Should all games in the FIFA World Cup and UEFA European Championships be available on free-to-air television?
This was the decision facing the European General Court (EGC) recently, when it was asked to determine whether the UK’s categorisation of those matches as “listed events” was compatible with European law. The EGC ruled that the tournaments should each be considered to be “single events” for the purposes of the “listed events” regime rather than a series of individual games and hence all matches should be made available on free-to-air television.
To put this in context, the UK (like other European territories) has the power to designate certain events which are of “major importance for society” as listed events, which must be made available on free-to-air television. Whilst most countries protect only games in those tournaments featuring their national teams, the UK and Belgium are the only territories currently reserving every single match in the entire tournament for their terrestrial channels.
Whilst we all like to be able to say that we’ve spotted the next African superstar or Eastern European wonder kid in an obscure group game, can it legitimately be claimed that matches such as Slovakia v Paraguay or Honduras v Switzerland are events of “major importance for society” in the UK?
FIFA and UEFA believe that they are not, and that protecting games in this way means that they receive less revenue from the sale of TV rights packages than they would if those rights were sold in a competitive auction. They argue that the value of the rights is diminished because the two main UK territorial broadcasters (BBC and ITV) come to an arrangement to share the rights between them to broadcast the tournaments, rather than try and outbid each other for the total packages on offer.
One of the effects of this, according to FIFA and UEFA, is that they have less money to spend on grassroots football. This may be greeted with scepticism by those who accuse these governing bodies of doing anything but investing in this part of the game, but there is no doubt that this form of protectionism leads to less money being deposited in the “football pot”.

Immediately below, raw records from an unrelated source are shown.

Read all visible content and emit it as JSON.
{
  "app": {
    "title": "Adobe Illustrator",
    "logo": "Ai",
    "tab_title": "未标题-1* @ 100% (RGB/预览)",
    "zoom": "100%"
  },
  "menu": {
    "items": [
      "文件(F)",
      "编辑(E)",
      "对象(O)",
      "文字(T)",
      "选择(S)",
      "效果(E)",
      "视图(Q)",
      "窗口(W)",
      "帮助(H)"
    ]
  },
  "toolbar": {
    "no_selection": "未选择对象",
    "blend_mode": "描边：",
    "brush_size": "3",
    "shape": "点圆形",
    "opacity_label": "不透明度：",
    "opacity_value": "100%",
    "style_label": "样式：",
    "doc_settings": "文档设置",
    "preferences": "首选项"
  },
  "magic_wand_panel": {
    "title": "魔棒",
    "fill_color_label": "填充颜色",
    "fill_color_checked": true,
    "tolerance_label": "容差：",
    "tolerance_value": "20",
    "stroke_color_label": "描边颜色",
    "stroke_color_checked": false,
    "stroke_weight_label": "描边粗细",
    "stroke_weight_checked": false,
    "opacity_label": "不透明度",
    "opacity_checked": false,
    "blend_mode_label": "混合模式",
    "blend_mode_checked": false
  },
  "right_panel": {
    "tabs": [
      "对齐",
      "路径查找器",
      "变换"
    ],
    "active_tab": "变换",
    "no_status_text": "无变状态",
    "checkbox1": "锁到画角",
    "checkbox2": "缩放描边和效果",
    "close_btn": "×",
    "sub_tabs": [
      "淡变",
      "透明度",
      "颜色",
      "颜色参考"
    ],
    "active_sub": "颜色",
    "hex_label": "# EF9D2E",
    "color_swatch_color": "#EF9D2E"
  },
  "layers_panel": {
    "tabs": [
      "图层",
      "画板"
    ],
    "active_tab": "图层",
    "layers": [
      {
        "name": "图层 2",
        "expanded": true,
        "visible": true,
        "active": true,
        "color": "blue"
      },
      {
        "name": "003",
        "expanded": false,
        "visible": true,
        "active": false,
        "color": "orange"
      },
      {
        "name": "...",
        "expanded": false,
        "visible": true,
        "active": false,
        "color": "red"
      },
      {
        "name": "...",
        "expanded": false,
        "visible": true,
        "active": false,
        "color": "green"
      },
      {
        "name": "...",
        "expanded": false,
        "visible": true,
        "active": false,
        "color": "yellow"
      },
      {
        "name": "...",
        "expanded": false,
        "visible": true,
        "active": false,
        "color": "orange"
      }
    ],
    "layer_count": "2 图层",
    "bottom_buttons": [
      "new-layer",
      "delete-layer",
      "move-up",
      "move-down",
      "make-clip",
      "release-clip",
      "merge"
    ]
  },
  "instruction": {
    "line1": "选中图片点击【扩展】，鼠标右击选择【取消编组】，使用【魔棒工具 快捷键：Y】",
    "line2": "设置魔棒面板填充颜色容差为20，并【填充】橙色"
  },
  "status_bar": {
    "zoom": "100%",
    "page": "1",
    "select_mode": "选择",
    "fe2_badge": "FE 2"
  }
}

However, in endorsing the earlier decision of the European Commission, the position of the EGC that the FIFA World Cup and UEFA European Championships are each to be regarded as single events rather than individual matches is clear. This is also consistent with the approach favoured by the independent advisory panel (chaired by David Davies, the former chief executive of the FA) which reviewed the UK listed events regime in 2009.
It therefore seems unlikely that the Government will change this element of the list when they review its contents again in 2013, so we can all look forward to settling down to El Salvador v Guatemala on BBC1 during the 2014 World Cup.
Adam Leadercramer is a senior lawyer at onside law, a boutique law firm specialising in the sport and entertainment sectors. Adam regularly advises players, clubs, third party investors, agents and others involved in the football industry, and is a Millwall season ticket holder.